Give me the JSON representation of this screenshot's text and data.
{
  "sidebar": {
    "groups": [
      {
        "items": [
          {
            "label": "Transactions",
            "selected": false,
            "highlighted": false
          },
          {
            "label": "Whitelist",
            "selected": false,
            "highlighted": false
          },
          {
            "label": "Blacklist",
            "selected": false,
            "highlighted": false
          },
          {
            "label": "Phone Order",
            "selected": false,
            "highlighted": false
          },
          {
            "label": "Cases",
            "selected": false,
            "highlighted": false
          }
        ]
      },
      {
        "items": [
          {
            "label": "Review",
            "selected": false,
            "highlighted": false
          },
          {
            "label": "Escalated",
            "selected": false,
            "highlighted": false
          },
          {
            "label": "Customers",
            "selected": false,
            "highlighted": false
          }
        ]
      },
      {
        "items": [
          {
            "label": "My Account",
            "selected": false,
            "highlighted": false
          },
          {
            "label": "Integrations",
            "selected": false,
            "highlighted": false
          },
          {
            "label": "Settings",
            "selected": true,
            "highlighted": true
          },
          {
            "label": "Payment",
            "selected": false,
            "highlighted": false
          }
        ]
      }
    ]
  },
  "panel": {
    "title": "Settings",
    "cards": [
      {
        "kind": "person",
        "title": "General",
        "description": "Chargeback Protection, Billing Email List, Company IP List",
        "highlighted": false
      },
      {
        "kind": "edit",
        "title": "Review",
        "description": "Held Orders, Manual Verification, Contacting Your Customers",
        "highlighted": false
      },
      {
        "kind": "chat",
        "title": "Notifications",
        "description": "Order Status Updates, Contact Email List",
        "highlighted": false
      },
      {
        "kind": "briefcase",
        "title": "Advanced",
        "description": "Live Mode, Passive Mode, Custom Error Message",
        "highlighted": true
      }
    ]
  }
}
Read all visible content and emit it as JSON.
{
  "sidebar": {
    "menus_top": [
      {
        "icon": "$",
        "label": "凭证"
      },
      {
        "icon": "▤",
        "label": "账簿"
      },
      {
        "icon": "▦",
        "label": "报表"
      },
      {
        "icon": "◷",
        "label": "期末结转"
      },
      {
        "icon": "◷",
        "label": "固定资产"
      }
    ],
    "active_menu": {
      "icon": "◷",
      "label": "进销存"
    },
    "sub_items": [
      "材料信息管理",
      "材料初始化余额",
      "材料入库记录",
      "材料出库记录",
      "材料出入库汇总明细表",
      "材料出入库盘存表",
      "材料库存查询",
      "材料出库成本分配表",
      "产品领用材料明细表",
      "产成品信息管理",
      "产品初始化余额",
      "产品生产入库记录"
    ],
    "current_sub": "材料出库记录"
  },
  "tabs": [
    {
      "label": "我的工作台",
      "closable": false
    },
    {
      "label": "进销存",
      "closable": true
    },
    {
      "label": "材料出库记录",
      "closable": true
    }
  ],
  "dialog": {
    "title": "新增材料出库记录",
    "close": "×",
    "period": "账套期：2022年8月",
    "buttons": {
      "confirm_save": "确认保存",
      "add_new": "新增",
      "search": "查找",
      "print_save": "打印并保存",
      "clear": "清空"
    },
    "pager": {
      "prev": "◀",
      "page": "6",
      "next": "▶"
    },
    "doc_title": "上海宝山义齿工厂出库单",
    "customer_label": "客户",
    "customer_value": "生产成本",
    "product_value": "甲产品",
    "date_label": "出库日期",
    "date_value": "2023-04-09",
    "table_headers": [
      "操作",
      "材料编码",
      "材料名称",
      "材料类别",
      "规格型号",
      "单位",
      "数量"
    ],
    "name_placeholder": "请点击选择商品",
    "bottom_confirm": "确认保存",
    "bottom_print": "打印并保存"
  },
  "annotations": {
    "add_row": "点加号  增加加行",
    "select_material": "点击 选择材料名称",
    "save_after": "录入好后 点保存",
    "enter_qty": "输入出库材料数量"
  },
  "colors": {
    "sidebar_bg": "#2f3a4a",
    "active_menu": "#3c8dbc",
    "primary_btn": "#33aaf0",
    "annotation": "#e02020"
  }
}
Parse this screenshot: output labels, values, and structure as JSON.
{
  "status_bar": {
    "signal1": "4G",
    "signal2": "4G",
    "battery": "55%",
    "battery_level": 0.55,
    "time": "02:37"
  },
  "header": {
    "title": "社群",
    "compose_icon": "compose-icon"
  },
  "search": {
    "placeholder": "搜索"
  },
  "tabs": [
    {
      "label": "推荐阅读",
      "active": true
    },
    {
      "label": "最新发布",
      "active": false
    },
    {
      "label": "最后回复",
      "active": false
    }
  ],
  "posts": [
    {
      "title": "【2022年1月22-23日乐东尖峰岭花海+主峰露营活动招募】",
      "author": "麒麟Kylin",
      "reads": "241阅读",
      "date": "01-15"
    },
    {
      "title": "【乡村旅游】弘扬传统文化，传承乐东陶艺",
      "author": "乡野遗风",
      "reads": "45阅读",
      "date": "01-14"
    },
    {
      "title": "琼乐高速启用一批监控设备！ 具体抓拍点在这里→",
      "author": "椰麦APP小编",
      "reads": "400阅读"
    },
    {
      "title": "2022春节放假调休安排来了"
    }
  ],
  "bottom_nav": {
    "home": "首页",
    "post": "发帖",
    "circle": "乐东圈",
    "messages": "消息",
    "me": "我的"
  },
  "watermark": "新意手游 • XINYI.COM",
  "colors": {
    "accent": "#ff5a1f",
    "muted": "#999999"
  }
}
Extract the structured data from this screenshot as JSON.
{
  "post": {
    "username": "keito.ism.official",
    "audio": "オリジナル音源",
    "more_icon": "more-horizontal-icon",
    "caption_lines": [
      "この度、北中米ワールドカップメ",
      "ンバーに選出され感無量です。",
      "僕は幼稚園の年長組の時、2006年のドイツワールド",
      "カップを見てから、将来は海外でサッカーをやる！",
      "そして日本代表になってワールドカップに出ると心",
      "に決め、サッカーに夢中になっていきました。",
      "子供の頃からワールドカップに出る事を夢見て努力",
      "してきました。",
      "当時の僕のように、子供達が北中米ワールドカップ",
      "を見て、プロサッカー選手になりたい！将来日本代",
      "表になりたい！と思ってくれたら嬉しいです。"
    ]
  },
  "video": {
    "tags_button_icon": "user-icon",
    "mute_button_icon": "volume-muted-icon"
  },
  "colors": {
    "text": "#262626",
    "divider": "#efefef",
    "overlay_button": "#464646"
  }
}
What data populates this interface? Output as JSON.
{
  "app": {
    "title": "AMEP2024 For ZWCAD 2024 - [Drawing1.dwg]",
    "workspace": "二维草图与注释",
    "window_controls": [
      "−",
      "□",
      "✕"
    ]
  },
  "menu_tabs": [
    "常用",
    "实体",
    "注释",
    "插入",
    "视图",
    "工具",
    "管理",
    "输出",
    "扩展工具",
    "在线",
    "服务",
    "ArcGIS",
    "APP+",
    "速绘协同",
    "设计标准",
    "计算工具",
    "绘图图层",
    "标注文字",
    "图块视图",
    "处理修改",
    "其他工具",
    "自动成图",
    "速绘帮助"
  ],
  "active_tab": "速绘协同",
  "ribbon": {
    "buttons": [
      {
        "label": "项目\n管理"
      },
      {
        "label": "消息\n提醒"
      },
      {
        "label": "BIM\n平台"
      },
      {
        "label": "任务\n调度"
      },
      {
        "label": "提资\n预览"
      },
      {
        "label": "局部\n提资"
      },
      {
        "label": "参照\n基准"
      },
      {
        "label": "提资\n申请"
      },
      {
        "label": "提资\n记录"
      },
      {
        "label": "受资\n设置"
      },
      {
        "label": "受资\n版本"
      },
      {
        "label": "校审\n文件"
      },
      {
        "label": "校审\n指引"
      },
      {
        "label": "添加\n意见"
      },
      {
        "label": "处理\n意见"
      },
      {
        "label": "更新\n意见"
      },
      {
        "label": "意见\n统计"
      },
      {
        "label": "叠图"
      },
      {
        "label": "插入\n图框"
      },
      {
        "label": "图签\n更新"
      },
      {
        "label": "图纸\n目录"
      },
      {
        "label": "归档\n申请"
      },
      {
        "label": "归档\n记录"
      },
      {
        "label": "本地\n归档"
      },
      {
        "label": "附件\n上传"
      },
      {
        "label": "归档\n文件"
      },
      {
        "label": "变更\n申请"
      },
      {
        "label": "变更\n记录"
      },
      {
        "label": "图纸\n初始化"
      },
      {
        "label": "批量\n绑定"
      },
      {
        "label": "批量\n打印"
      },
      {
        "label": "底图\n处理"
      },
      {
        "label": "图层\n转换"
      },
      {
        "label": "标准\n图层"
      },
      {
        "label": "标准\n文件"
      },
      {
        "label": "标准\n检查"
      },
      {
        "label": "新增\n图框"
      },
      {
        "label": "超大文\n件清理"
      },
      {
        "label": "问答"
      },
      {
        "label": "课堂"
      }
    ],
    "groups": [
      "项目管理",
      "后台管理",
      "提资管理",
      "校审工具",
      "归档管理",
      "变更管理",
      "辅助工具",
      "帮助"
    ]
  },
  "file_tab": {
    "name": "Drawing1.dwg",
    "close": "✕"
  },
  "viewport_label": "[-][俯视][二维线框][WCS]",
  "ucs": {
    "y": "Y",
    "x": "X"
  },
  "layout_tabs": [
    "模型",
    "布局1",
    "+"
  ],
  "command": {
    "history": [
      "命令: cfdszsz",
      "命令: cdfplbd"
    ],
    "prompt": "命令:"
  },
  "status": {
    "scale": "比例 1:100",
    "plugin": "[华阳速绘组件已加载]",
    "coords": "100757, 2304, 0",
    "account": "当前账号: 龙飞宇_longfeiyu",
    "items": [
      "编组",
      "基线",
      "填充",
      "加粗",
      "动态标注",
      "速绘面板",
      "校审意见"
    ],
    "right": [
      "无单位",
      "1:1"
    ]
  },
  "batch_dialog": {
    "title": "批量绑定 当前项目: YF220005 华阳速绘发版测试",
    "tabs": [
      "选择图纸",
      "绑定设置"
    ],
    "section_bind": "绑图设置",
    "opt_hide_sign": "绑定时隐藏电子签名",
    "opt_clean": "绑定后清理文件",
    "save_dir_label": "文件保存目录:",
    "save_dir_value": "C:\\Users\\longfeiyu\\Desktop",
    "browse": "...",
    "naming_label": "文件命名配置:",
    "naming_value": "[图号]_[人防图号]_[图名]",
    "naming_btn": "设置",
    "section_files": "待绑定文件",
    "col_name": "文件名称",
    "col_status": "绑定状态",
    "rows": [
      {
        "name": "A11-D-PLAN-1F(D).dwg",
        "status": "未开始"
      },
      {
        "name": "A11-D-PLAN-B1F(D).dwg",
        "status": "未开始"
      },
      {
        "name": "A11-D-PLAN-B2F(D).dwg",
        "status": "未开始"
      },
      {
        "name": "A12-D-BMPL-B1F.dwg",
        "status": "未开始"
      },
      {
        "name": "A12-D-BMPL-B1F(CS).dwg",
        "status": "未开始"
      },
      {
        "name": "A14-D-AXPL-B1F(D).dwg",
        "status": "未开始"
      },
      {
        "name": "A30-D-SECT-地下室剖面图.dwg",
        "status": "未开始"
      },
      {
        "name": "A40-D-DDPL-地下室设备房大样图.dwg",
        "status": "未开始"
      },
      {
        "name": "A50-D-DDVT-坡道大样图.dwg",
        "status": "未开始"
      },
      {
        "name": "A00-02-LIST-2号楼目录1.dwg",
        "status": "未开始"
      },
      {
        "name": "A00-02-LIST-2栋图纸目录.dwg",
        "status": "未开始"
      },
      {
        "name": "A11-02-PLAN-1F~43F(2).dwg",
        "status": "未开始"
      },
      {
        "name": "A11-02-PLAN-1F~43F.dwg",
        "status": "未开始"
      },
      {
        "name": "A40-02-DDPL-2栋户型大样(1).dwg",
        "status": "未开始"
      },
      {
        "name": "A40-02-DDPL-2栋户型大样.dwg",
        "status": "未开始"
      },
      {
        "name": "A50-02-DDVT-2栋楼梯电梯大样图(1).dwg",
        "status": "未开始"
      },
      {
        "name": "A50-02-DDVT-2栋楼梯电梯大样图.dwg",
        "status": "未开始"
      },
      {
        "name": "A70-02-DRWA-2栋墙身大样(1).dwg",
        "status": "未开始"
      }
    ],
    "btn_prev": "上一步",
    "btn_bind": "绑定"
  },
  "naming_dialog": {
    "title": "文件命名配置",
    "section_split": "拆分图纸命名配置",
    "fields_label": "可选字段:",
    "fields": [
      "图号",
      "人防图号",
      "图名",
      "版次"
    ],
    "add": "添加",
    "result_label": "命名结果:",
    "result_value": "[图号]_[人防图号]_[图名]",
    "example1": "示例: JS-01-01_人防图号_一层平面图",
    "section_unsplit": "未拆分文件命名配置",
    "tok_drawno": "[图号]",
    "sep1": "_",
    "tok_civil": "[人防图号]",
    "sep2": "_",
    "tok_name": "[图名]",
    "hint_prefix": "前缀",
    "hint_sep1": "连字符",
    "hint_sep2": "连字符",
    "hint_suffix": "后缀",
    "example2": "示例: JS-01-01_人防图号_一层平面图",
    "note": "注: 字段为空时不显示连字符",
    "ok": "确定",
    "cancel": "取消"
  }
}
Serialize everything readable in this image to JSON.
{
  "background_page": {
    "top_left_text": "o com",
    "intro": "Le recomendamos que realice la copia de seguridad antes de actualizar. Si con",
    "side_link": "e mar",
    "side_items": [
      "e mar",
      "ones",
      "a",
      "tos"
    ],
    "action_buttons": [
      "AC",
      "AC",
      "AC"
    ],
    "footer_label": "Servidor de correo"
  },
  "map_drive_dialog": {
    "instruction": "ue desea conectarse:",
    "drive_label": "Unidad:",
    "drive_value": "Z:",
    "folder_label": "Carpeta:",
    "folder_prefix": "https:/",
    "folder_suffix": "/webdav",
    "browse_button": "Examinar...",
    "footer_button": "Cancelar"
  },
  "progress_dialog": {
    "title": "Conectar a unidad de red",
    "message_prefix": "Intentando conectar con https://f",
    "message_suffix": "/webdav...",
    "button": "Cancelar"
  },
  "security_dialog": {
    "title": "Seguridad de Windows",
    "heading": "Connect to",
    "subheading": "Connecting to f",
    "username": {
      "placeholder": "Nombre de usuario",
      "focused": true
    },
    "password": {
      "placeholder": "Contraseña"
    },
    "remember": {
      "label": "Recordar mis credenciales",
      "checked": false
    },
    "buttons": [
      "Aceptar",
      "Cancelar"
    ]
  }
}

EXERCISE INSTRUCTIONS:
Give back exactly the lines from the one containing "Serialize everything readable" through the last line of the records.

REPLY:
Serialize everything readable in this image to JSON.
{
  "background_page": {
    "top_left_text": "o com",
    "intro": "Le recomendamos que realice la copia de seguridad antes de actualizar. Si con",
    "side_link": "e mar",
    "side_items": [
      "e mar",
      "ones",
      "a",
      "tos"
    ],
    "action_buttons": [
      "AC",
      "AC",
      "AC"
    ],
    "footer_label": "Servidor de correo"
  },
  "map_drive_dialog": {
    "instruction": "ue desea conectarse:",
    "drive_label": "Unidad:",
    "drive_value": "Z:",
    "folder_label": "Carpeta:",
    "folder_prefix": "https:/",
    "folder_suffix": "/webdav",
    "browse_button": "Examinar...",
    "footer_button": "Cancelar"
  },
  "progress_dialog": {
    "title": "Conectar a unidad de red",
    "message_prefix": "Intentando conectar con https://f",
    "message_suffix": "/webdav...",
    "button": "Cancelar"
  },
  "security_dialog": {
    "title": "Seguridad de Windows",
    "heading": "Connect to",
    "subheading": "Connecting to f",
    "username": {
      "placeholder": "Nombre de usuario",
      "focused": true
    },
    "password": {
      "placeholder": "Contraseña"
    },
    "remember": {
      "label": "Recordar mis credenciales",
      "checked": false
    },
    "buttons": [
      "Aceptar",
      "Cancelar"
    ]
  }
}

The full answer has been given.